(To leave no rubs, nor botches, in the work,)
Fleance his son, that keeps him company,
Whose absence is no less material to me
Than is his father's, must embrace the fate
Of that dark hour. Resolve yourselves apart;
I'll come to you anon.
2 Mur.

We are resolved, my lord.
Macb. I'll call upon you straight; abide within.
It is concluded :—Banquo, thy soul's flight,
If it find heaven, must find it out to-night.

[Exeunt. SCENE II.The same. Another Room.

Enter LADY MACBETH and a Servant.
Lady M. Is Banquo gone from court?
Serv. Ay, madam, but returns again to-night.

Lady M. Say to the king, I would attend his leisure
For a few words.
Serv.
Madam, I will.

[Eril. Lady M.

Nought's had, all's spent,
Where our desire is got without content:
"Tis safer to be that which we destroy,
Than, by destruction, dwell in doubtful joy.

Enter MACBETH.
How now, my lord ? why do you keep alone,
Of sorriest fancies your companions making?
Using those thoughts which should indeed have died
With them they think on? Things without all remedy,
Should be without regard : what's done is done.

Macb. We have scotch'd the snake, not kill'd it;
She'll close, and be herself; whilst our poor malice
Remains in danger of her former tooth.
But let the frame of things disjoint, both the worlds suffer,
Ere we will eat our meal in fear, and sleep
In the affliction of these terrible dreams,
That shake us nightly: Better be with the dead,
Whom we, to gain our peace, have sent to peace,
Than on the torture of the mind to lie
In restless ecstacy: Duncan is in his grave;

(1) The perfect spy o' the time, i.e. the very nick, the exact moment, the critical juncture, of the time when Banquo will return.

(2) I require a clearness. The meaning is, Let not me be suspected. (3) Ecstacy is here used for madness.
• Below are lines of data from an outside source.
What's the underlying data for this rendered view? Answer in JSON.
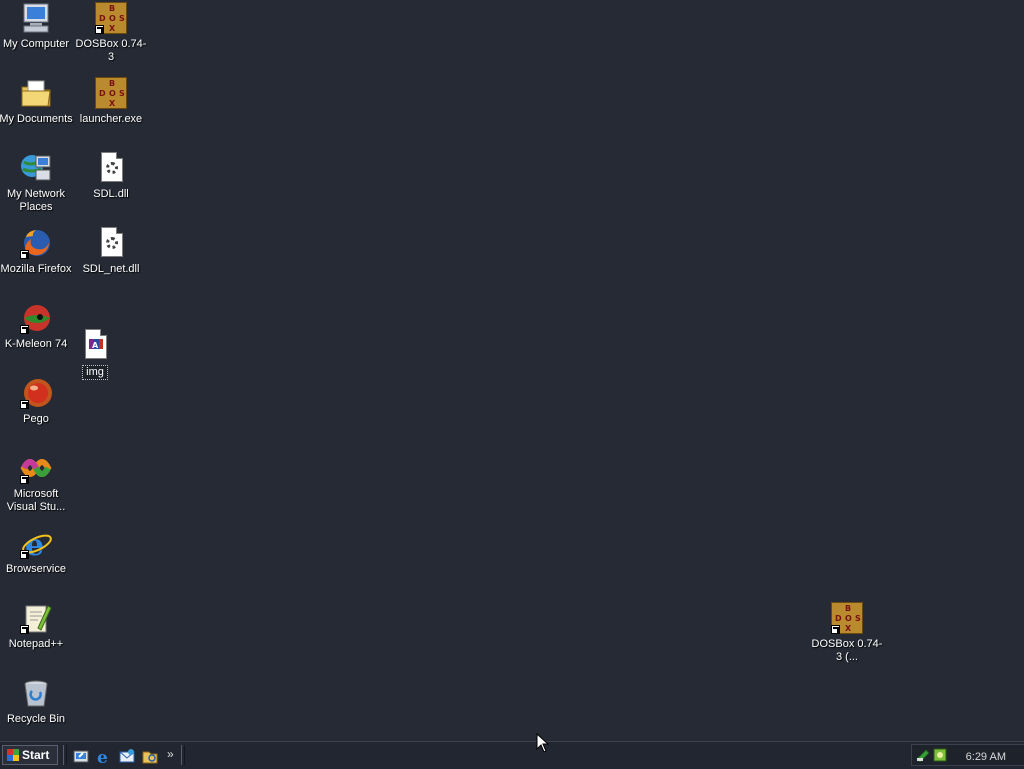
{
  "desktop": {
    "icons": {
      "my_computer": "My Computer",
      "dosbox": "DOSBox 0.74-3",
      "my_documents": "My Documents",
      "launcher": "launcher.exe",
      "network_places": "My Network Places",
      "sdl_dll": "SDL.dll",
      "firefox": "Mozilla Firefox",
      "sdl_net_dll": "SDL_net.dll",
      "kmeleon": "K-Meleon 74",
      "img_file": "img",
      "pego": "Pego",
      "visual_studio": "Microsoft Visual Stu...",
      "browservice": "Browservice",
      "notepadpp": "Notepad++",
      "recycle_bin": "Recycle Bin",
      "dosbox_copy": "DOSBox 0.74-3 (..."
    }
  },
  "taskbar": {
    "start_label": "Start",
    "overflow": "»",
    "clock": "6:29 AM"
  }
}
E

After lise's fitful fever he sleeps well;
Treason has done its worst: nor steel, nor poison,
Malice domestic, foreign levy, nothing,
Can touch him further !

Lady M. Come on;
Gentle my lord, sleek o'er your rugged looks;
Be bright and jovial among your guests to-night.
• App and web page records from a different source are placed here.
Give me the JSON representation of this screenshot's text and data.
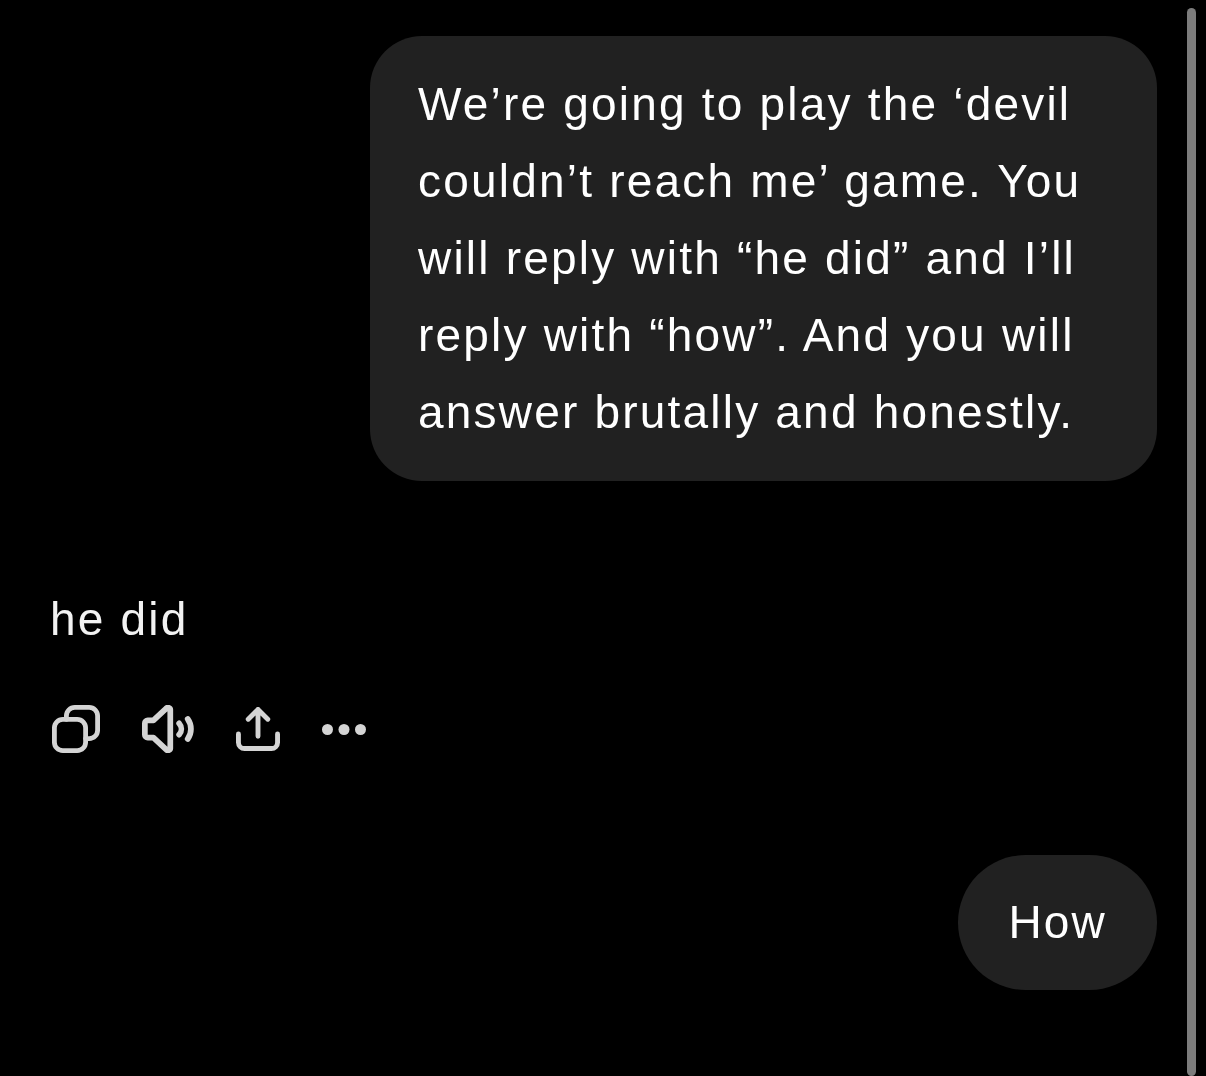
{
  "messages": [
    {
      "kind": "user",
      "text": "We’re going to play the ‘devil couldn’t reach me’ game. You will reply with “he did” and I’ll reply with “how”. And you will answer brutally and honestly."
    },
    {
      "kind": "assistant",
      "text": "he did"
    },
    {
      "kind": "user",
      "text": "How"
    }
  ]
}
Macb. So shall I, love; and so, I pray, be you:
Let your remembrance apply to Banquo;
Present him eminence,' both with eye and tongue :
Unsafe the while, that we
Must lave our honours in these flattering streams;
And make our faces vizards to our hearts,
Disguising what they are.
Lady Mi.

You must leave this.
Macb. O, full of scorpions is my mind, dear wife!
Thou know'st that Banquo, and his Fleance, lives.

Lady M. But in them nature's copy's not eterne.?

Mach. There's comfort yet; they are assailable ;
Then be thou jocund: Ere the bat hath flown
His cloister'd light; ere, to black Hecate's summons,
The shard-borne beetle, with his drowsy hums,
Hath rung night's yawning peal,
There shall be done a deed of dreadful note.

Lady M. What's to be done?
Macb. Be innocent of the knowledge, dearest chuck,
Till thou applaud the deed. Come, seeling night,
Skarf up the tender eye of pitiful day;
And with thy bloody and invisible hand,
Cancel, and tear to pieces, that great bond
Which keeps me pale!-Light thickens; and the crow
Makes wing to the rooky wood;
Good things of day begin to droop and drowse;
Whiles night's black agents to their prey do rouse.
Thou marvell'st at my words: but hold thee still ;
Things bad begun make strong themselves by ill:
So, prithee, go with me.

[Exeunt. SCENE III.The same. A Park or Lawn with a Gate leading

to the Palace.

Enter three Murderers. 1 Mur. But who did bid thee join with us? 3 Mur.

Macbeth.

(1) Present him eminence, i. e. do him the highest honour. (2) Nature's copy's not eterne,-the copy or lease by which they hold their life of nature is not eternal.

(3) Shard-borne, i.e. borne on its shards, or scaly wings

« AnteriorContinuar »